*** Opening of Supplied data ***

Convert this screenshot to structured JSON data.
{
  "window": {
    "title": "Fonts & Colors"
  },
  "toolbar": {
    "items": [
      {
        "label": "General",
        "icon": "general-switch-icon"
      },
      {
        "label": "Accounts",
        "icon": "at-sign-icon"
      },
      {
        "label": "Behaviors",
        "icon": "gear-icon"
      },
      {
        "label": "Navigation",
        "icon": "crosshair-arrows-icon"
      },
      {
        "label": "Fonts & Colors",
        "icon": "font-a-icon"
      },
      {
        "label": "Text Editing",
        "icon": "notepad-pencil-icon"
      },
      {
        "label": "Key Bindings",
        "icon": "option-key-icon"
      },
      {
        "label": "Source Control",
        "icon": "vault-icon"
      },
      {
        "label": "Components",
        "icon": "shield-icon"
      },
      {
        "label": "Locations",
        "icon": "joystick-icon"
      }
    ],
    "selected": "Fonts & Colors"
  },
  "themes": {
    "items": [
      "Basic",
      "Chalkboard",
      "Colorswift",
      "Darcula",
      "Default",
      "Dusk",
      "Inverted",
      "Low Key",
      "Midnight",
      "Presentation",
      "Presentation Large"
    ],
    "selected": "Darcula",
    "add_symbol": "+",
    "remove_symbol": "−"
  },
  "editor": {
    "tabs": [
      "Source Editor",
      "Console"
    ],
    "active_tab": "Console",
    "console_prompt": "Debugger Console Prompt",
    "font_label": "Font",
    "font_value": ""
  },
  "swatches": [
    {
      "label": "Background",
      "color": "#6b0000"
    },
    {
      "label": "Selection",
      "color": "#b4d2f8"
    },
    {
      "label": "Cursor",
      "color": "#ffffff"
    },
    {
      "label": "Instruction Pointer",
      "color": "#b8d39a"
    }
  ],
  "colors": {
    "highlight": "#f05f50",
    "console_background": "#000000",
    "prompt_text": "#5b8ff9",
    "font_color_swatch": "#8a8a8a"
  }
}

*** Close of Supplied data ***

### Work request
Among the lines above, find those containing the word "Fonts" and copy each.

### Completed exercise
    "title": "Fonts & Colors"
        "label": "Fonts & Colors",
    "selected": "Fonts & Colors"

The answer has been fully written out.